# Studying whether a policy had an effect outside the normal fluctuations in a time series, with time series cross sectional data

I'd really appreciate a point in the right direction of what models I should study, and the best modelling approach to evaluate a sentencing policy.

I certainly am not asking for a full solution, but it would save me a huge amount of time if I knew where to start. I have experience of time series models with economic time series (including concepts like nonstationarity and cointegration), but no experience at all with time series cross sectional data.

Background

Sentence lengths vary through time for many reasons such as changes in judicial attitudes, changes in the severity of offending coming before courts, public perceptions of sentencing etc.

One important reason why sentencing levels change is the release of new/revised sentencing guidelines, which are documents that advise judges on appropriate sentence lengths.

I would like to study whether a new sentencing guideline had an effect on sentence lengths.
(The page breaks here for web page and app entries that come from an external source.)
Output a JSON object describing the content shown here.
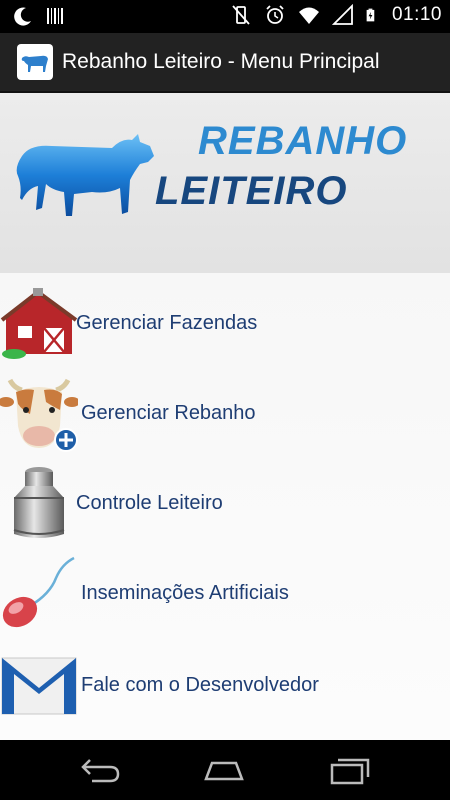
{
  "status_bar": {
    "time": "01:10",
    "left_icons": [
      "moon-icon",
      "barcode-icon"
    ],
    "right_icons": [
      "vibrate-off-icon",
      "alarm-icon",
      "wifi-icon",
      "signal-icon",
      "battery-charging-icon"
    ]
  },
  "action_bar": {
    "title": "Rebanho Leiteiro - Menu Principal",
    "icon": "cow-app-icon"
  },
  "banner": {
    "line1": "REBANHO",
    "line2": "LEITEIRO"
  },
  "menu": {
    "items": [
      {
        "label": "Gerenciar Fazendas",
        "icon": "barn-icon"
      },
      {
        "label": "Gerenciar Rebanho",
        "icon": "cow-head-add-icon"
      },
      {
        "label": "Controle Leiteiro",
        "icon": "milk-can-icon"
      },
      {
        "label": "Inseminações Artificiais",
        "icon": "sperm-icon"
      },
      {
        "label": "Fale com o Desenvolvedor",
        "icon": "mail-icon"
      }
    ]
  },
  "nav_bar": {
    "buttons": [
      "back-icon",
      "home-icon",
      "recents-icon"
    ]
  },
  "colors": {
    "label_text": "#1e3d73",
    "banner_light_blue": "#2d8ad0",
    "banner_dark_blue": "#17477f",
    "action_bar": "#222222"
  }
}
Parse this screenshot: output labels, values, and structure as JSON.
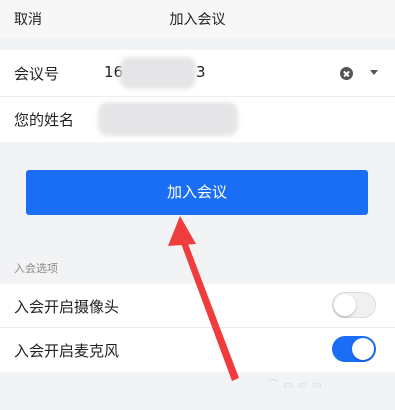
{
  "header": {
    "cancel_label": "取消",
    "title": "加入会议"
  },
  "form": {
    "meeting_id": {
      "label": "会议号",
      "value_start": "16",
      "value_end": "3"
    },
    "name": {
      "label": "您的姓名"
    }
  },
  "join_button_label": "加入会议",
  "options": {
    "section_label": "入会选项",
    "items": [
      {
        "label": "入会开启摄像头",
        "enabled": false
      },
      {
        "label": "入会开启麦克风",
        "enabled": true
      }
    ]
  },
  "icons": {
    "clear": "clear-circle-x-icon",
    "dropdown": "caret-down-icon",
    "annotation": "red-arrow-icon"
  },
  "colors": {
    "accent": "#1a6ef5",
    "annotation": "#f03c3c"
  }
}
That is, following the release of a sentencing guideline, did sentencing lengths change more than is consistent with the normal month to month fluctuations in sentencing that happen irrespective of changes to guidelines?

Dataset

I have a dataset that records, for each sentence passed, the sentence length, the date of sentence but also lots of additional information that can be used as controls, such as the aggravating and mitigating factors present in each case.

The dataset runs from a year before the guideline was introduced to around a year after its introduction. For any particular offence, I may have around 5,000 records a year (total n=10,000).

I also have data that may allow me to control for some common shocks which may hit the system, such as a change in judicial attitudes. e.g., if judges become more penal. This may be possible by using data on average sentence lengths for offences not affected by new sentencing guidelines (the guideline of interest in on assault, but I also have data on, say, burglary).

As far as I can tell, charts of average sentence lengths appear almost nonstationary - they wander up and down but do not seem drawn to any long run average or trend . Intuition tells me sentence lengths cannot wander indefinitely up or down. However, over the time horizons I'm studying, it may be reasonable to assume they can wander without bounds.

Attempts so far

I have grouped sentences into months and calculated in each month average sentence lengths.

I have then estimated simple ARDL models.

This allows me to generate a forecast of the time series beginning just prior to the introduction of the new guideline. I can also plot error bands around this forecast to generate a 'fan chart'.

If the outturn of average sentence lengths strays outside the 5th and 95th percentiles of the forecast, then I conclude that the sentencing guidelines probably had an effect.

I have included average sentence lengths for other offences (e.g. burglary) in these models in the hope that this captures some of the common shocks hitting the system (e.g. a general increase in penality).

However, as yet, I haven't included the controls I have for the aggravating and mitigating factors in each case, because I don't know how to best combine this cross sectional data with the time series data.

By doing so, I would hope to "narrow" the level of uncertainty reflected in the fan chart because I would effectively be explaining away some of the sources of variability in sentencing. I would therefore have greater power in distinguishing whether the new guideline had an affect.

I feel like a way forward may be to run cross sectional regressions of the aggravating and mitigating factors on sentence length, save the residuals, and use the monthly averages of the residuals rather than average sentence lengths in the time series work. There must be a 'best way' to do this kind of thing, but I'm unsure of what models are most appropriate.

Any ideas or help is greatly appreciated - thank you. Apologies for such a lengthy question.

Robin